And the Scorpio landing sequence! Wow! How sexy is that! How. Sexy. Is. That! It goes down a canyon, into a cave, lands on a platform, goes down a shaft, rotates and then sits in this sort of Batcave. Wow. I hope they show that bit over and over again in the next few episodes. It could never get old.

However, the interior of Scorpio - oh dear. That's nowhere near as good, is it? I mean, that set really doesn't look at all convincing in close up - the controls look like meal trays glued to the desk, and you can see *all* the joins in the corrugated iron desks. Lots of sharp edges, not very practical for bumpy space travel. It looks like it was made from left over bits of the space ship from Nightmare Of Eden. And the monitors have yellow sellotape around them! Good grief. And Slave - god, he is blooming annoying, isn't he? He looks just like the computer SID from Galloping Galaxies, but without the wit and integrity of Kenneth Williams. And it has teleport booths too - what were they odds against that, eh?

Now, I realise it is the sole preserve of the twit to criticise a science fiction show for having shaky sets. That said, though, there's a wonderful scene when Dayna is searching for a secret passage and the viewer thinks, 'Ah - It's behind you - I saw that wall distinctly move!' But as shaky as the sets are, they're not the shakiest things in Blake's 7 by any means.

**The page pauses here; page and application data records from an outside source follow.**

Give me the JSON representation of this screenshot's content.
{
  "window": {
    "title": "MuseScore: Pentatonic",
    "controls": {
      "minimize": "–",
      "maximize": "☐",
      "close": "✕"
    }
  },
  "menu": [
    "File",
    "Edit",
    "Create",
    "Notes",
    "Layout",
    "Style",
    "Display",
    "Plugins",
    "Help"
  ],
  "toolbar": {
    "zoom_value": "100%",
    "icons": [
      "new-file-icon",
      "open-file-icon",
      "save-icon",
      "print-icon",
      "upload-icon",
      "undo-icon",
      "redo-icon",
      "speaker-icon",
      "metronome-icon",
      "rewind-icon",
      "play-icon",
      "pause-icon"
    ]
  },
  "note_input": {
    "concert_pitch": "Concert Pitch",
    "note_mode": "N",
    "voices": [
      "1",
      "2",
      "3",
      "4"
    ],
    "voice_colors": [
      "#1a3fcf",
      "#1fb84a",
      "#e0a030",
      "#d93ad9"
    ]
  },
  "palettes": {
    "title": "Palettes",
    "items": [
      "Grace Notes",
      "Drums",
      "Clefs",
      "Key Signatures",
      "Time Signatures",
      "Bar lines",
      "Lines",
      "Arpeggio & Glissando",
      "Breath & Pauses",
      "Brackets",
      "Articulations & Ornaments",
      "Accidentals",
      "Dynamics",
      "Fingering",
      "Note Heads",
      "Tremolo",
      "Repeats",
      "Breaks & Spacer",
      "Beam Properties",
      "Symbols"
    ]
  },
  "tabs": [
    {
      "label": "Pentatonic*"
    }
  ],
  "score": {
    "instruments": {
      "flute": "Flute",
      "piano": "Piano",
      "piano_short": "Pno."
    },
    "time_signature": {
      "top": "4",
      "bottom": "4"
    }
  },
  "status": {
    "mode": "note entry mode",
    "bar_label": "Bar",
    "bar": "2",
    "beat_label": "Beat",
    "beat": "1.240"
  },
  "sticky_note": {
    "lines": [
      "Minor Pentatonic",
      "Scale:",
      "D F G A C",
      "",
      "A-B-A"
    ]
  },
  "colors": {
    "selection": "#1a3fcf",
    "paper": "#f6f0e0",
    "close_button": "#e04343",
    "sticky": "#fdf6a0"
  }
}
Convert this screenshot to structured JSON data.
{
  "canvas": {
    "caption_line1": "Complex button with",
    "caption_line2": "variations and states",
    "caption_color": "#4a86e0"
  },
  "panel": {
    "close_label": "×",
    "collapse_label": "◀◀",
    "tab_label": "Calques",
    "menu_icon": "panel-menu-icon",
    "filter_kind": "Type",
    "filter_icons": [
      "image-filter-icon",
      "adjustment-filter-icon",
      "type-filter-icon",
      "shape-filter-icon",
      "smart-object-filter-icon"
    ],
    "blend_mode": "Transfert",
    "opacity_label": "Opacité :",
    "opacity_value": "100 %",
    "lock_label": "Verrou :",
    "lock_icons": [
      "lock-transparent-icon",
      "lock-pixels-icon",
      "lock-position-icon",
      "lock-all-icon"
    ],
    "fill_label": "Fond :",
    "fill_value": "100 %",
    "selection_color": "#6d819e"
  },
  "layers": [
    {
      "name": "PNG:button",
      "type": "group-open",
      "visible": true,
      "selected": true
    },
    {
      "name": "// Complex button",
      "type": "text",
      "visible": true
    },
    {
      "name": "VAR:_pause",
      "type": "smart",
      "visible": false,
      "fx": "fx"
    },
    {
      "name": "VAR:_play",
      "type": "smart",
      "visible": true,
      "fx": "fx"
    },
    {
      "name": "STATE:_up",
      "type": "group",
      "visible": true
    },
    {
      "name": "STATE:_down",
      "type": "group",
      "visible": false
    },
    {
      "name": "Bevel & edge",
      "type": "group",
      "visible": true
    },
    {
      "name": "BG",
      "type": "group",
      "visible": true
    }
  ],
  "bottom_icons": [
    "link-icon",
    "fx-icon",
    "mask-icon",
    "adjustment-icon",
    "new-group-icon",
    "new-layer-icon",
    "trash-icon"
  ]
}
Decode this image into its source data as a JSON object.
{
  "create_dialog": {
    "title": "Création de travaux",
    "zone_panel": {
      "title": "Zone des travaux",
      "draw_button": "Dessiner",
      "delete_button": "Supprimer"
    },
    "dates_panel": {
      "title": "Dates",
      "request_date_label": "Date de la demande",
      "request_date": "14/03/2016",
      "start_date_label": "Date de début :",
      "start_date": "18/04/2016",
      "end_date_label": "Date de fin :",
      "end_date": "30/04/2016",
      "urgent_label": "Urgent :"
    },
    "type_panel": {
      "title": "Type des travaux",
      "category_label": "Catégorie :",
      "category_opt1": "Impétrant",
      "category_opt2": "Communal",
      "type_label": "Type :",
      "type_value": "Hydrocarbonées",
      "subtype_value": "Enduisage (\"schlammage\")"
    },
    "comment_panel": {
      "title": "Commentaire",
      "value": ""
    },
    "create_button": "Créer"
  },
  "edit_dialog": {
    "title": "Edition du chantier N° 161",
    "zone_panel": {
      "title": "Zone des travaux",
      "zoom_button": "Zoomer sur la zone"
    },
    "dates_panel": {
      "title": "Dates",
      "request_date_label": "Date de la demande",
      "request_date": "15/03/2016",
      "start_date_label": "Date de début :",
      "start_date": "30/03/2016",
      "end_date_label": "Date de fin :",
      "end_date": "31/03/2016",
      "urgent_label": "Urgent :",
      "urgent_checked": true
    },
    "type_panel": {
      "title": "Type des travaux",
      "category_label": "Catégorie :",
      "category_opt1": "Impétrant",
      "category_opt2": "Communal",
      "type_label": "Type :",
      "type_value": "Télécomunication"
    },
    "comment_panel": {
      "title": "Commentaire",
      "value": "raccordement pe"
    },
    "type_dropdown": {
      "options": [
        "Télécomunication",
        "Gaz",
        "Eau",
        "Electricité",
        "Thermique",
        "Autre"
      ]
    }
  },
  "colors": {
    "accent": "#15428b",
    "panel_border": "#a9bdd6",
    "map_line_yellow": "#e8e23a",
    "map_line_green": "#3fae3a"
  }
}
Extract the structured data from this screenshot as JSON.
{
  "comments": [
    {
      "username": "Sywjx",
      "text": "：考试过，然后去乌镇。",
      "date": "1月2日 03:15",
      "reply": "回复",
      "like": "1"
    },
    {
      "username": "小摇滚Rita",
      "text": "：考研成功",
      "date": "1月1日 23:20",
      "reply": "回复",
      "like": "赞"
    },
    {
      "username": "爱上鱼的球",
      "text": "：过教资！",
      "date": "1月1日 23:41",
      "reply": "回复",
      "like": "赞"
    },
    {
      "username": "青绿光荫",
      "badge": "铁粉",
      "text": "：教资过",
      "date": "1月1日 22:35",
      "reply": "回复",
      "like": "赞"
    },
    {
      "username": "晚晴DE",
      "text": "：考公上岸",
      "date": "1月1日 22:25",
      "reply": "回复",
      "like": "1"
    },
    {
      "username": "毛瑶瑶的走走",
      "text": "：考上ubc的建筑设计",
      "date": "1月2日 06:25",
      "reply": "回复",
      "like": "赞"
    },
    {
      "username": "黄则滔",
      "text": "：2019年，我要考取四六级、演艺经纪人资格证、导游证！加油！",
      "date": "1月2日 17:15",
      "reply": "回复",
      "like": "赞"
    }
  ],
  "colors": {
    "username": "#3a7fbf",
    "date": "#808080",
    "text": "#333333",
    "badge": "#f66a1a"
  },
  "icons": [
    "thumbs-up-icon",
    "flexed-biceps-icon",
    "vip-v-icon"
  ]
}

The story doesn't make much sense or hold much interest. A gestalt? A gestalt! A gestalt? A gestalt! I like Sue-Lynn, though, she's almost as sexy as the Scorpio model, even if she doesn't say much or seem to have much reason for being there except to make up the numbers. I've seen those costumes somewhere before, too - Warrior's Gate or Frontios or somesuch.

Luckily Dorian's pet Sea Devil - it's a blooming Sea Devil! - is killed by Vila and we get a very protracted death sequence. It's the same old story - villain ages to death, becomes a skellington, becomes a pile of dust which is then blown away by a guff of ghostly wind. However, I've never seen it before with such a variety of interim stages. Quite impressive, though the ghostly guff seems to be just Swap Shop's Mat Irvine with a hair dryer and is, therefore, a bit desultory.

And Vila makes a final joke about how unbelievable it all is. Which is quite telling, actually, because that's probably what most Blake's 7 fans and viewers were thinking, too. Suddenly they're watching a show with different titles, a laughable bossa-nova easy-listening version of the end theme tune, poor sets and only two original cast members, both of whom have stopped acting as though they want to maintain careers beyond this show. Suddenly they're watching endless scenes of the crew rocking back and forth in their seats due to space turbulence whilst the camera remains rock-steady and scenes of the crew sitting perfectly still in their seats whilst the camera jiggers around the place like a demented kangaroo. Suddenly we're getting absurd, contrived shots like that one from The Five Doctors where everyone looks archly to their right, one after each other. And then there’s the finale - some mad psychic fish-monster facing our heroes in a jabolite cave. What has the series come to? We've spent three years working our way towards... *this*?

But this is when I started watching it as a kid. So I love it. This, as cheap and absurd as it is, is the *real* Blake's 7 for me. This is what all that nonsense about Travis and Blake was leading up - the crew of the Scorpio on Xenon. My childhood Blake's 7 has now begun!


I am indebted to a Mr Jim Smith of London who has texted in to point out that it is quite simple to resolve the continuity problem regarding the planet's shape, as it could be an oval when viewed from the side (as seen in Terminal) and appear circular when viewed end-on due to foreshortening (as seen in Rescue).

1 comment:

  1. SOOOOOON..... IT MUST BE SOON..... oooooorrrghooorghoooaaaaaoooaaauugggghhhaaaaaauurrghhhhhh